I had been looking for fun ways to reuse glass bottles when I stumbled across this tutorial through Pinterest. Instead of creating glasses from beer bottles (which I may do in the future) I decided to use this idea of glass cutting to create a candle holder. I think it turned out rather well!
Old glass bottle (I used a gin bottle since I liked the square shape)
Cotton yarn or string
Nail polish remover
A lighter or matches
Lace or other semi-transparent trim/ribbon (I used vintage lace)
If your bottle still has its label on, soak it in hot water and then pull or scrub the label off. I had a bit of sticky film that was covering my bottle even after vigorous scrubbing, so I rubbed it off with some Goo Gone and a paper towel.
Here is the bottle I started with during the label removal process:
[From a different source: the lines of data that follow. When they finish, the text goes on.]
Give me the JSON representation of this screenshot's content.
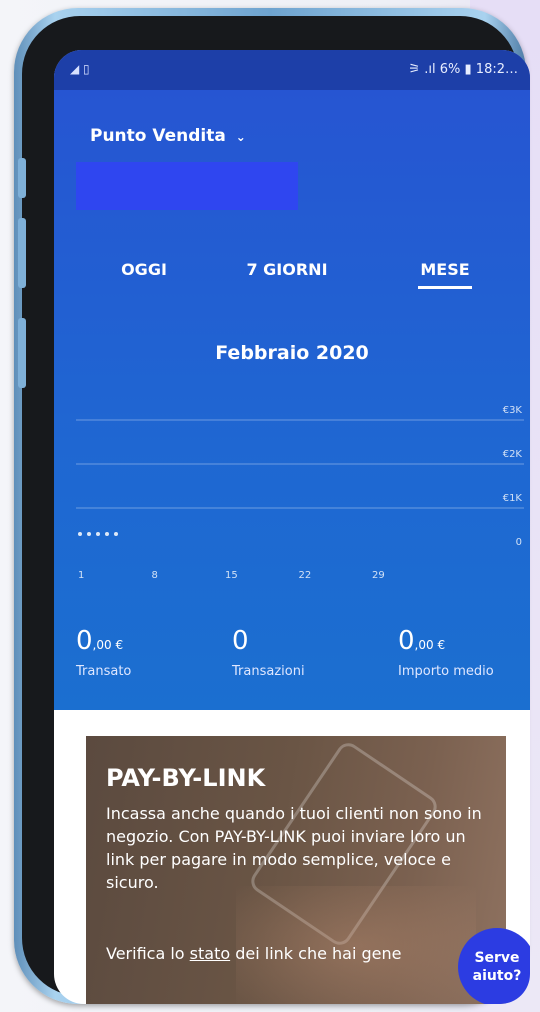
{
  "status_bar": {
    "left_icons": "◢ ▯",
    "right_text": "⚞ .ıl 6% ▮ 18:2…"
  },
  "header": {
    "store_label": "Punto Vendita",
    "store_chevron": "⌄"
  },
  "tabs": [
    {
      "label": "OGGI",
      "active": false
    },
    {
      "label": "7 GIORNI",
      "active": false
    },
    {
      "label": "MESE",
      "active": true
    }
  ],
  "period_title": "Febbraio 2020",
  "chart_data": {
    "type": "line",
    "x_ticks": [
      "1",
      "8",
      "15",
      "22",
      "29"
    ],
    "y_ticks": [
      "€3K",
      "€2K",
      "€1K",
      "0"
    ],
    "ylim": [
      0,
      3000
    ],
    "series": [
      {
        "x": [
          1,
          2,
          3,
          4,
          5
        ],
        "y": [
          0,
          0,
          0,
          0,
          0
        ]
      }
    ],
    "grid": true
  },
  "metrics": [
    {
      "value_main": "0",
      "value_cents": ",00 €",
      "label": "Transato"
    },
    {
      "value_main": "0",
      "value_cents": "",
      "label": "Transazioni"
    },
    {
      "value_main": "0",
      "value_cents": ",00 €",
      "label": "Importo medio"
    }
  ],
  "promo": {
    "title": "PAY-BY-LINK",
    "body": "Incassa anche quando i tuoi clienti non sono in negozio. Con PAY-BY-LINK puoi inviare loro un link per pagare in modo semplice, veloce e sicuro.",
    "link_prefix": "Verifica lo ",
    "link_word": "stato",
    "link_suffix": " dei link che hai gene"
  },
  "help_button": {
    "line1": "Serve",
    "line2": "aiuto?"
  },
  "colors": {
    "hero_blue": "#2355d0",
    "help_blue": "#2c3ce2",
    "phone_frame": "#7fb0d8"
  }
}
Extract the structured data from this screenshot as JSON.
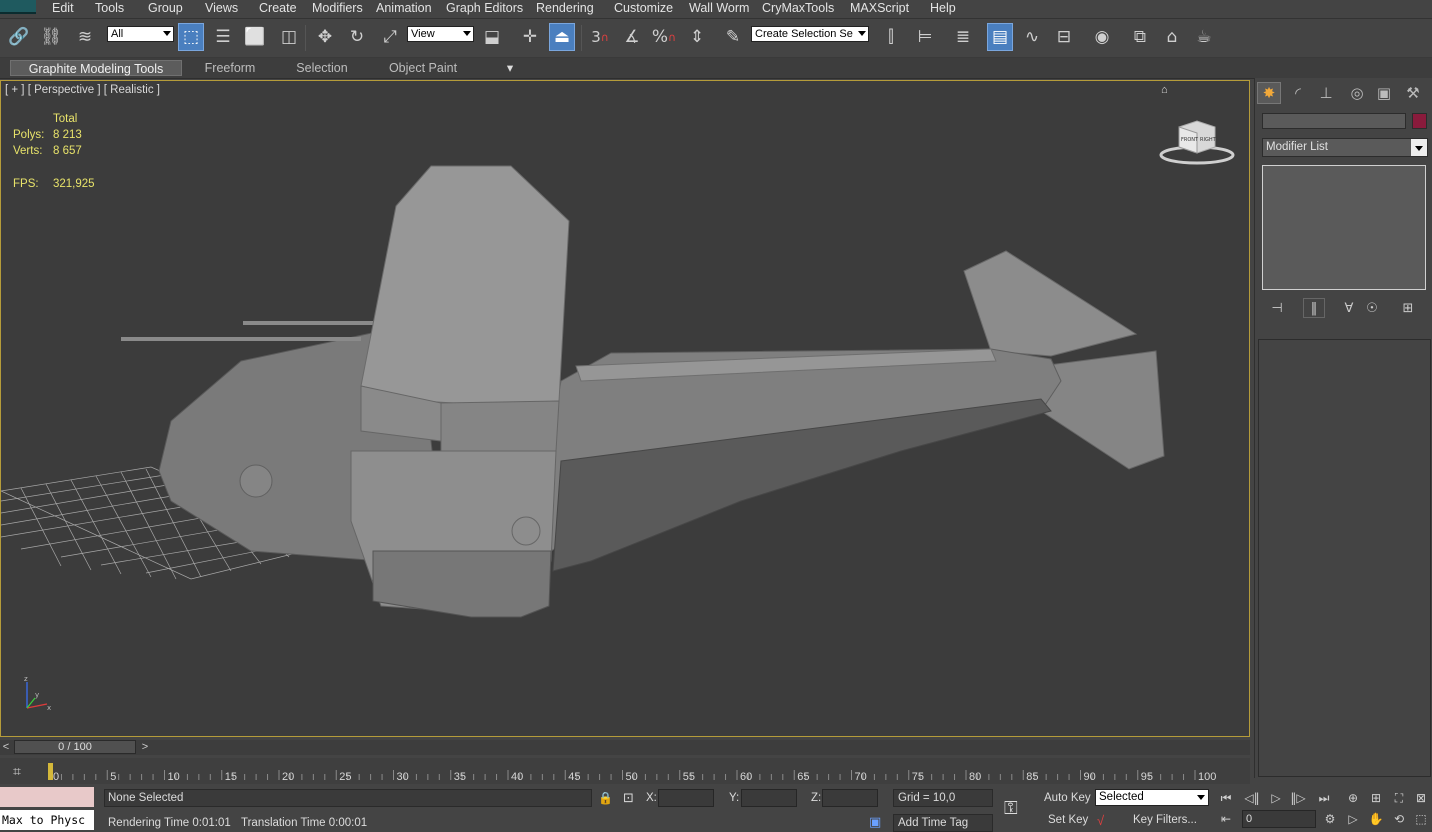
{
  "menubar": {
    "items": [
      "Edit",
      "Tools",
      "Group",
      "Views",
      "Create",
      "Modifiers",
      "Animation",
      "Graph Editors",
      "Rendering",
      "Customize",
      "Wall Worm",
      "CryMaxTools",
      "MAXScript",
      "Help"
    ]
  },
  "toolbar": {
    "filter_value": "All",
    "refcoord_value": "View",
    "named_selection_value": "Create Selection Se",
    "snap_label": "3",
    "percent_label": "%"
  },
  "ribbon": {
    "tabs": [
      "Graphite Modeling Tools",
      "Freeform",
      "Selection",
      "Object Paint"
    ]
  },
  "viewport": {
    "label": "[ + ] [ Perspective ] [ Realistic ]",
    "stats": {
      "total_label": "Total",
      "polys_label": "Polys:",
      "polys_value": "8 213",
      "verts_label": "Verts:",
      "verts_value": "8 657",
      "fps_label": "FPS:",
      "fps_value": "321,925"
    },
    "viewcube_front": "FRONT",
    "viewcube_right": "RIGHT",
    "axis_z": "z",
    "axis_x": "x",
    "axis_y": "y",
    "colors": {
      "border": "#b59c3a",
      "background": "#3c3c3c",
      "model": "#8e8e8e"
    }
  },
  "command_panel": {
    "modifier_list": "Modifier List",
    "object_color": "#8a1b3c"
  },
  "time_slider": {
    "position": "0 / 100",
    "left_arrow": "<",
    "right_arrow": ">"
  },
  "track_bar": {
    "ticks": [
      "0",
      "5",
      "10",
      "15",
      "20",
      "25",
      "30",
      "35",
      "40",
      "45",
      "50",
      "55",
      "60",
      "65",
      "70",
      "75",
      "80",
      "85",
      "90",
      "95",
      "100"
    ]
  },
  "status": {
    "maxscript_listener": "Max to Physc",
    "selection": "None Selected",
    "rendering_time": "Rendering Time  0:01:01",
    "translation_time": "Translation Time  0:00:01",
    "x_label": "X:",
    "y_label": "Y:",
    "z_label": "Z:",
    "grid": "Grid = 10,0",
    "add_time_tag": "Add Time Tag",
    "auto_key": "Auto Key",
    "set_key": "Set Key",
    "key_mode_value": "Selected",
    "key_filters": "Key Filters...",
    "current_frame": "0"
  }
}
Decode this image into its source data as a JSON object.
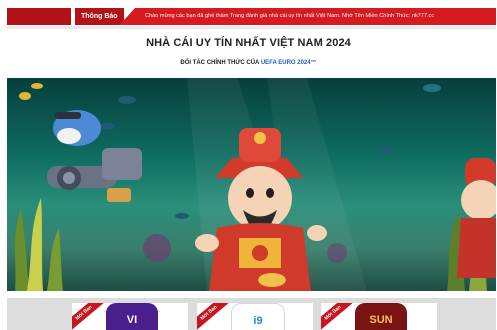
{
  "notice": {
    "label": "Thông Báo",
    "text": "Chào mừng các bạn đã ghé thăm Trang đánh giá nhà cái uy tín nhất Việt Nam. Nhớ Tên Miền Chính Thức: nk777.cc"
  },
  "header": {
    "title": "NHÀ CÁI UY TÍN NHẤT VIỆT NAM 2024",
    "subtitle_prefix": "ĐỐI TÁC CHÍNH THỨC CỦA ",
    "subtitle_highlight": "UEFA EURO 2024™"
  },
  "apps": [
    {
      "ribbon": "Mới Ban",
      "logo_text": "VI",
      "color": "#4a1f8c"
    },
    {
      "ribbon": "Mới Ban",
      "logo_text": "i9",
      "color": "#1e88e5"
    },
    {
      "ribbon": "Mới Ban",
      "logo_text": "SUN",
      "color": "#7a1414"
    }
  ],
  "colors": {
    "notice_bg": "#d71920",
    "highlight": "#1e5fc9"
  }
}
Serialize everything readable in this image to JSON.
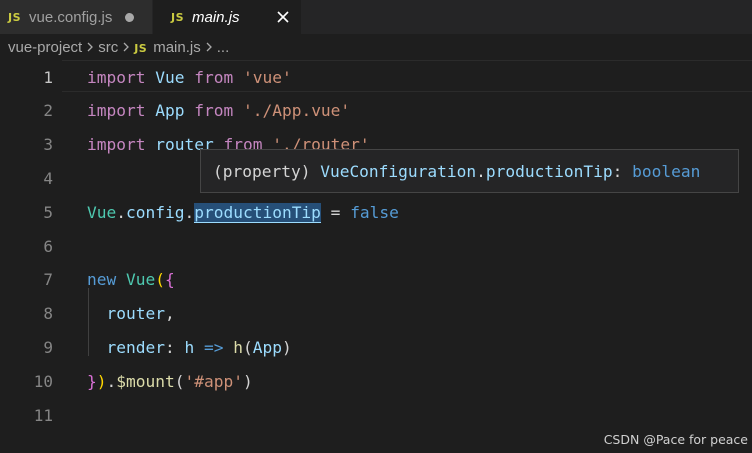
{
  "tabs": [
    {
      "badge": "JS",
      "label": "vue.config.js",
      "modified": true,
      "active": false
    },
    {
      "badge": "JS",
      "label": "main.js",
      "active": true,
      "close_icon": "close-icon"
    }
  ],
  "breadcrumb": {
    "segments": [
      "vue-project",
      "src",
      "main.js",
      "..."
    ],
    "file_badge": "JS",
    "separator_icon": "chevron-right-icon"
  },
  "editor": {
    "current_line": 1,
    "line_numbers": [
      "1",
      "2",
      "3",
      "4",
      "5",
      "6",
      "7",
      "8",
      "9",
      "10",
      "11"
    ],
    "lines": [
      [
        {
          "t": "import",
          "c": "kw"
        },
        {
          "t": " "
        },
        {
          "t": "Vue",
          "c": "var"
        },
        {
          "t": " "
        },
        {
          "t": "from",
          "c": "kw"
        },
        {
          "t": " "
        },
        {
          "t": "'vue'",
          "c": "str"
        }
      ],
      [
        {
          "t": "import",
          "c": "kw"
        },
        {
          "t": " "
        },
        {
          "t": "App",
          "c": "var"
        },
        {
          "t": " "
        },
        {
          "t": "from",
          "c": "kw"
        },
        {
          "t": " "
        },
        {
          "t": "'./App.vue'",
          "c": "str"
        }
      ],
      [
        {
          "t": "import",
          "c": "kw"
        },
        {
          "t": " "
        },
        {
          "t": "router",
          "c": "var"
        },
        {
          "t": " "
        },
        {
          "t": "from",
          "c": "kw"
        },
        {
          "t": " "
        },
        {
          "t": "'./router'",
          "c": "str"
        }
      ],
      [],
      [
        {
          "t": "Vue",
          "c": "cls"
        },
        {
          "t": "."
        },
        {
          "t": "config",
          "c": "var"
        },
        {
          "t": "."
        },
        {
          "t": "productionTip",
          "c": "var",
          "hl": true
        },
        {
          "t": " = "
        },
        {
          "t": "false",
          "c": "kw-blue"
        }
      ],
      [],
      [
        {
          "t": "new",
          "c": "kw-blue"
        },
        {
          "t": " "
        },
        {
          "t": "Vue",
          "c": "cls"
        },
        {
          "t": "(",
          "c": "brace1"
        },
        {
          "t": "{",
          "c": "brace2"
        }
      ],
      [
        {
          "t": "  "
        },
        {
          "t": "router",
          "c": "var"
        },
        {
          "t": ","
        }
      ],
      [
        {
          "t": "  "
        },
        {
          "t": "render",
          "c": "var"
        },
        {
          "t": ": "
        },
        {
          "t": "h",
          "c": "var"
        },
        {
          "t": " "
        },
        {
          "t": "=>",
          "c": "kw-blue"
        },
        {
          "t": " "
        },
        {
          "t": "h",
          "c": "fn"
        },
        {
          "t": "("
        },
        {
          "t": "App",
          "c": "var"
        },
        {
          "t": ")"
        }
      ],
      [
        {
          "t": "}",
          "c": "brace2"
        },
        {
          "t": ")",
          "c": "brace1"
        },
        {
          "t": "."
        },
        {
          "t": "$mount",
          "c": "fn"
        },
        {
          "t": "("
        },
        {
          "t": "'#app'",
          "c": "str"
        },
        {
          "t": ")"
        }
      ],
      []
    ]
  },
  "hover": {
    "segments": [
      {
        "t": "(property) "
      },
      {
        "t": "VueConfiguration",
        "c": "var"
      },
      {
        "t": "."
      },
      {
        "t": "productionTip",
        "c": "var"
      },
      {
        "t": ": "
      },
      {
        "t": "boolean",
        "c": "kw-blue"
      }
    ]
  },
  "watermark": "CSDN @Pace for peace",
  "colors": {
    "background": "#1e1e1e",
    "tabbar": "#252526",
    "keyword": "#c586c0",
    "identifier": "#9cdcfe",
    "class": "#4ec9b0",
    "string": "#ce9178",
    "function": "#dcdcaa",
    "constant": "#569cd6",
    "js_badge": "#cbcb41"
  }
}
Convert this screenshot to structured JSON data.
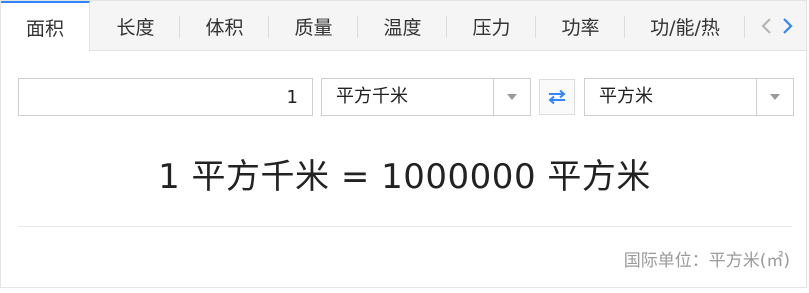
{
  "tabs": [
    {
      "label": "面积",
      "active": true
    },
    {
      "label": "长度",
      "active": false
    },
    {
      "label": "体积",
      "active": false
    },
    {
      "label": "质量",
      "active": false
    },
    {
      "label": "温度",
      "active": false
    },
    {
      "label": "压力",
      "active": false
    },
    {
      "label": "功率",
      "active": false
    },
    {
      "label": "功/能/热",
      "active": false
    }
  ],
  "nav": {
    "prev_icon": "chevron-left-icon",
    "next_icon": "chevron-right-icon"
  },
  "converter": {
    "input_value": "1",
    "from_unit": "平方千米",
    "to_unit": "平方米",
    "swap_icon": "swap-arrows-icon",
    "result": "1 平方千米 = 1000000 平方米"
  },
  "footer": {
    "si_unit": "国际单位：平方米(㎡)"
  },
  "colors": {
    "accent": "#3385ff",
    "tab_bar_bg": "#f5f5f5",
    "muted_text": "#9a9a9a"
  }
}
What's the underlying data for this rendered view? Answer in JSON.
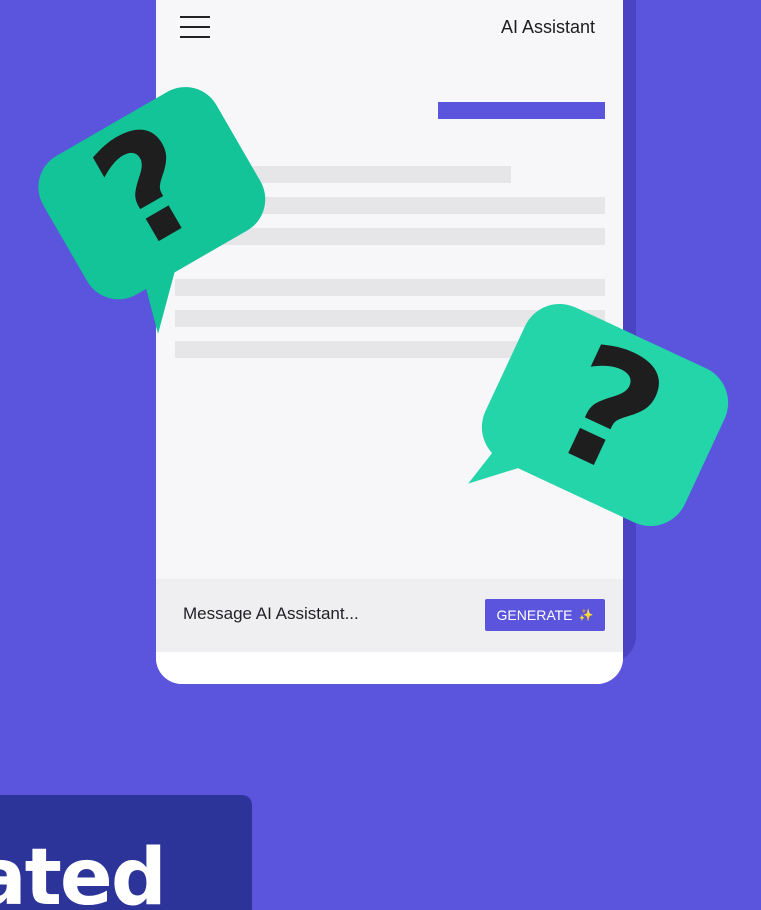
{
  "app": {
    "title": "AI Assistant",
    "menu_icon": "hamburger-menu-icon"
  },
  "composer": {
    "placeholder": "Message AI Assistant...",
    "generate_label": "GENERATE",
    "generate_icon": "✨"
  },
  "decorations": {
    "question_mark": "?",
    "bubble_color_left": "#12c497",
    "bubble_color_right": "#23d5a8"
  },
  "headline": {
    "text": "ated"
  },
  "colors": {
    "background": "#5b55dd",
    "accent": "#5b55dd",
    "headline_card": "#2c349a"
  }
}
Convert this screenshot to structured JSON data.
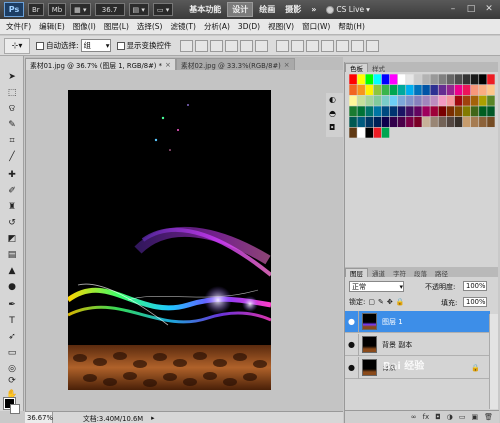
{
  "titlebar": {
    "logo": "Ps",
    "br_label": "Br",
    "mb_label": "Mb",
    "zoom": "36.7",
    "workspaces": [
      "基本功能",
      "设计",
      "绘画",
      "摄影"
    ],
    "active_workspace": "设计",
    "more": "»",
    "cslive": "CS Live",
    "minimize": "–",
    "maximize": "□",
    "close": "✕"
  },
  "menu": [
    "文件(F)",
    "编辑(E)",
    "图像(I)",
    "图层(L)",
    "选择(S)",
    "滤镜(T)",
    "分析(A)",
    "3D(D)",
    "视图(V)",
    "窗口(W)",
    "帮助(H)"
  ],
  "options": {
    "tool_icon": "⊹",
    "auto_select_label": "自动选择:",
    "auto_select_value": "组",
    "show_transform_label": "显示变换控件"
  },
  "doc_tabs": [
    {
      "label": "素材01.jpg @ 36.7% (图层 1, RGB/8#) *",
      "close": "×"
    },
    {
      "label": "素材02.jpg @ 33.3%(RGB/8#)",
      "close": "×"
    }
  ],
  "status": {
    "zoom": "36.67%",
    "doc_size": "文档:3.40M/10.6M",
    "arrow": "▸"
  },
  "swatches_panel": {
    "tabs": [
      "色板",
      "样式"
    ],
    "colors": [
      "#ff0000",
      "#ffff00",
      "#00ff00",
      "#00ffff",
      "#0000ff",
      "#ff00ff",
      "#ffffff",
      "#e6e6e6",
      "#cccccc",
      "#b3b3b3",
      "#999999",
      "#808080",
      "#666666",
      "#4d4d4d",
      "#333333",
      "#1a1a1a",
      "#000000",
      "#ed1c24",
      "#f26522",
      "#f7941d",
      "#fff200",
      "#8dc63f",
      "#39b54a",
      "#00a651",
      "#00a99d",
      "#00aeef",
      "#0072bc",
      "#0054a6",
      "#2e3192",
      "#662d91",
      "#92278f",
      "#ec008c",
      "#ed145b",
      "#f7977a",
      "#f9ad81",
      "#fdc68a",
      "#fff79a",
      "#c4df9b",
      "#a3d39c",
      "#82ca9c",
      "#7accc8",
      "#6dcff6",
      "#7da7d9",
      "#8393ca",
      "#8781bd",
      "#a186be",
      "#bd8cbf",
      "#f49ac2",
      "#f6989d",
      "#9e0b0f",
      "#a0410d",
      "#a36209",
      "#aba000",
      "#598527",
      "#1a7b30",
      "#007236",
      "#00746b",
      "#0076a3",
      "#004a80",
      "#003471",
      "#1b1464",
      "#440e62",
      "#630460",
      "#9e005d",
      "#9e0039",
      "#790000",
      "#7b2e00",
      "#7d4900",
      "#827b00",
      "#406618",
      "#005e20",
      "#005826",
      "#005952",
      "#005b7f",
      "#003663",
      "#002157",
      "#0d004c",
      "#32004b",
      "#4b0049",
      "#7b0046",
      "#7a0026",
      "#c7b299",
      "#998675",
      "#736357",
      "#534741",
      "#37302a",
      "#c69c6d",
      "#a67c52",
      "#8c6239",
      "#754c24",
      "#603913",
      "#ffffff",
      "#000000",
      "#ed1c24",
      "#00a651"
    ]
  },
  "layers_panel": {
    "tabs": [
      "图层",
      "通道",
      "字符",
      "段落",
      "路径"
    ],
    "blend_mode": "正常",
    "opacity_label": "不透明度:",
    "opacity": "100%",
    "lock_label": "锁定:",
    "fill_label": "填充:",
    "fill": "100%",
    "layers": [
      {
        "name": "图层 1",
        "selected": true,
        "eye": "●",
        "lock": ""
      },
      {
        "name": "背景 副本",
        "selected": false,
        "eye": "●",
        "lock": ""
      },
      {
        "name": "背景",
        "selected": false,
        "eye": "●",
        "lock": "🔒"
      }
    ],
    "bottom_icons": [
      "∞",
      "fx",
      "◘",
      "◑",
      "▭",
      "▣",
      "🗑"
    ]
  },
  "watermark": "Bai 经验",
  "colors": {
    "selected_layer": "#3d8ee8",
    "title_bg": "#3a3a3a"
  }
}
Once you have removed the label, begin by using this tutorial to cut the top off of your bottle. This can be a bit dangerous, so I would not recommend doing this part of the tutorial with children. The flame is isolated to the yarn and will not travel or make the bottle too hot to handle. Also, make sure that you have a deep sink or bucket of ice water so that you can fully submerge the bottle after the flame has gone out.
My cut edge was not quite perfect, but with a bit of sanding it evened out well. Do not worry if yours is also uneven, once you get the lace or trim on no one will be able to notice!
Once you have sanded your newly cut bottle, play around with your chosen decoration and figure out how you want it to look. I chose to cover the entire bottle with lace since I loved the way it looked. Then I added a tiny strip of lace trim around the top which improved the over-all look and hid the uneven edge.
Now paint the bottle with glue (I used tacky glue) in the places you want the lace to go. Place the lace on the glue and rub back and forth over it to make sure it sticks well. Continue this process until you have covered the entire bottle or however much you want to cover. Let it sit until the glue has dried.
Once the glue has dried, paint once more over the lace with glue. If you have small trim like I did, you can paint over that as well as the flat lace. If your trim is somewhat larger, only paint over the base of it (the part attached to the glass). Let this dry completely.
Now it is time to choose a candle! I chose a beeswax votive and wrapped the bottom and sides it in tin foil to prevent it from spilling inside my new candle holder. I highly recommend using a votive since tea lights do not give off enough light for something of this size.
Doesn’t the candle light glow beautifully through the lace?
I cant wait to make more!